Wednesday, September 26, 2012

Accepting My Bi-ness: Part II

I had just started my library job in December, and at that point we were still working in pairs. So when I came across a young adult book titled The Journey Out: A Guide for and about Lesbian, Gay, and Bisexual Teens I commented to my coworker "You know, it's funny how some people don't know their sexual orientation for years. How can you not know something as obvious as what gender you like?"

Bi pride flag
That's a question I had been asking ever since I became an adult, or maybe before, and in retrospect it's rather amusing. The annoying thing is that I'm still not entirely sure what the answer is, though I'm not quite as baffled as I used to be.

When I finished my work that day I retrieved the book because I hoped it would help answer that question. And it did, in a way. I can't remember the contents, but something about it made me think, and consider everything I wrote about in my last post, and more. I realized that my attraction to women went back years, and I was finally forced to face the fact: I am bisexual, and had been denying what I am for a long time.

I was very uncomfortable with this realization. But my discomfort wasn't with whether I would be accepted by friends and family, I think it was because it was my understanding of myself had been upset. And I was ashamed of my discomfort. It was because of that shame that I couldn't publicly talk about when/how I realized I was bi at the time, and I didn't expect to be able to write about it so soon after. I'm actually shocked to find myself writing about it so easily, now.

When I told my mom that I'm bi she told me she already knew.
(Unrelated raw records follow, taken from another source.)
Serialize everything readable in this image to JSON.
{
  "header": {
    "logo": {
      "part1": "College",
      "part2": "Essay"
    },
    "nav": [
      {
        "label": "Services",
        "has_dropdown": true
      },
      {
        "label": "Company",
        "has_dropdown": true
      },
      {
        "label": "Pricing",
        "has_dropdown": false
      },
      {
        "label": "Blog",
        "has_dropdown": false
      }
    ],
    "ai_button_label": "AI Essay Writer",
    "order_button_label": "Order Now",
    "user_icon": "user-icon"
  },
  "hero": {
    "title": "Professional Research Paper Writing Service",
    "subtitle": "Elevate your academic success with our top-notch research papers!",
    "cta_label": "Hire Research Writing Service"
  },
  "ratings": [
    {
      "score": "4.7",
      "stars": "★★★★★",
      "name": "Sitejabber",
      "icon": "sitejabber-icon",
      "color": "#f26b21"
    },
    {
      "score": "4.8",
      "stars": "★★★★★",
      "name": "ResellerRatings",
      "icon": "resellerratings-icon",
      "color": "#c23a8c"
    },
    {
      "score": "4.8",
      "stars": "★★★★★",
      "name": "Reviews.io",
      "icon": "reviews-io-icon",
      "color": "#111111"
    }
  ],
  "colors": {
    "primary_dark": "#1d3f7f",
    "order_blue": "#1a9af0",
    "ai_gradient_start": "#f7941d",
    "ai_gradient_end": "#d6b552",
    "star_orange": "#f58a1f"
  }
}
That surprised me, but she pointed out that I had questioned my orientation before. (She also knew I was Pagan long before I ever figured that out, and also suspected that I was falling in love with the boyfriend before I realized I had any feelings for him.) I can't remember what my boyfriend said when I told him, but he's quite happy that I can appreciate a good looking woman with him. Not that I don't give him a hard time for ogling an attractive waitress when we have dinner together, right after I've been eyeing her myself...

I'm still learning about the LGBT community, and getting used to actually being LGBT myself, instead of an ally. By now I'm very comfortable saying that I'm bi, but it's still strange to think of myself as part of a community that I had always looked at from the outside.


Magaly Guerrero said...

Sometimes those who love us can see us before we do. A long time ago I had to do something very difficult, leave someone for a reason he didn't understand at the time: he needed to find himself. Years later, he told me "Now I understand why you left me." It wasn't about being gay or straight, in our case, just about needed time to find other things and learn about the world, but I saw his needs before he knew he had them. I understand why your mom knew.

I'm very happy that you and your boyfriend can share all kinds of experiences, and even more joyful that you are finding yourself ;-)

Debra She Who Seeks said...

Moms know everything.

Sarita Rucker said...

Magaly -- It's funny how sometimes others can see things more clearly. It's like being too close can make it hard to see something.

Debra -- Not quite, but she can figure out some things before me.